* _Action item_
Give back all of the data exactly. Leave nothing out.

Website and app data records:
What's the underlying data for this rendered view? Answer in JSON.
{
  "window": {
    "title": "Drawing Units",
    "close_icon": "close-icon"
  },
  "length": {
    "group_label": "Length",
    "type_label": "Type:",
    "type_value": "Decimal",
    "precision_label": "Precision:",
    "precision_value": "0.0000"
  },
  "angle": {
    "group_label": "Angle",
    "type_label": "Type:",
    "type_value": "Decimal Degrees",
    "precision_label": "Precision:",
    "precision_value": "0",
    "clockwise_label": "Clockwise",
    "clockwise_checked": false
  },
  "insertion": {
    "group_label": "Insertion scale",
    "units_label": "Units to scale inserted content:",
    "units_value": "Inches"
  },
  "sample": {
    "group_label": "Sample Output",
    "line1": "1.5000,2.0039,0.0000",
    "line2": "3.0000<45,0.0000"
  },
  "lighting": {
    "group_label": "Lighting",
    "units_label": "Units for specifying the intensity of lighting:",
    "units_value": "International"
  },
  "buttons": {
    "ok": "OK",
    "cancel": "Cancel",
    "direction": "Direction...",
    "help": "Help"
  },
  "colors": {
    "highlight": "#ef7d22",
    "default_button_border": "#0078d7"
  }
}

* _Answer to this problem_
What's the underlying data for this rendered view? Answer in JSON.
{
  "window": {
    "title": "Drawing Units",
    "close_icon": "close-icon"
  },
  "length": {
    "group_label": "Length",
    "type_label": "Type:",
    "type_value": "Decimal",
    "precision_label": "Precision:",
    "precision_value": "0.0000"
  },
  "angle": {
    "group_label": "Angle",
    "type_label": "Type:",
    "type_value": "Decimal Degrees",
    "precision_label": "Precision:",
    "precision_value": "0",
    "clockwise_label": "Clockwise",
    "clockwise_checked": false
  },
  "insertion": {
    "group_label": "Insertion scale",
    "units_label": "Units to scale inserted content:",
    "units_value": "Inches"
  },
  "sample": {
    "group_label": "Sample Output",
    "line1": "1.5000,2.0039,0.0000",
    "line2": "3.0000<45,0.0000"
  },
  "lighting": {
    "group_label": "Lighting",
    "units_label": "Units for specifying the intensity of lighting:",
    "units_value": "International"
  },
  "buttons": {
    "ok": "OK",
    "cancel": "Cancel",
    "direction": "Direction...",
    "help": "Help"
  },
  "colors": {
    "highlight": "#ef7d22",
    "default_button_border": "#0078d7"
  }
}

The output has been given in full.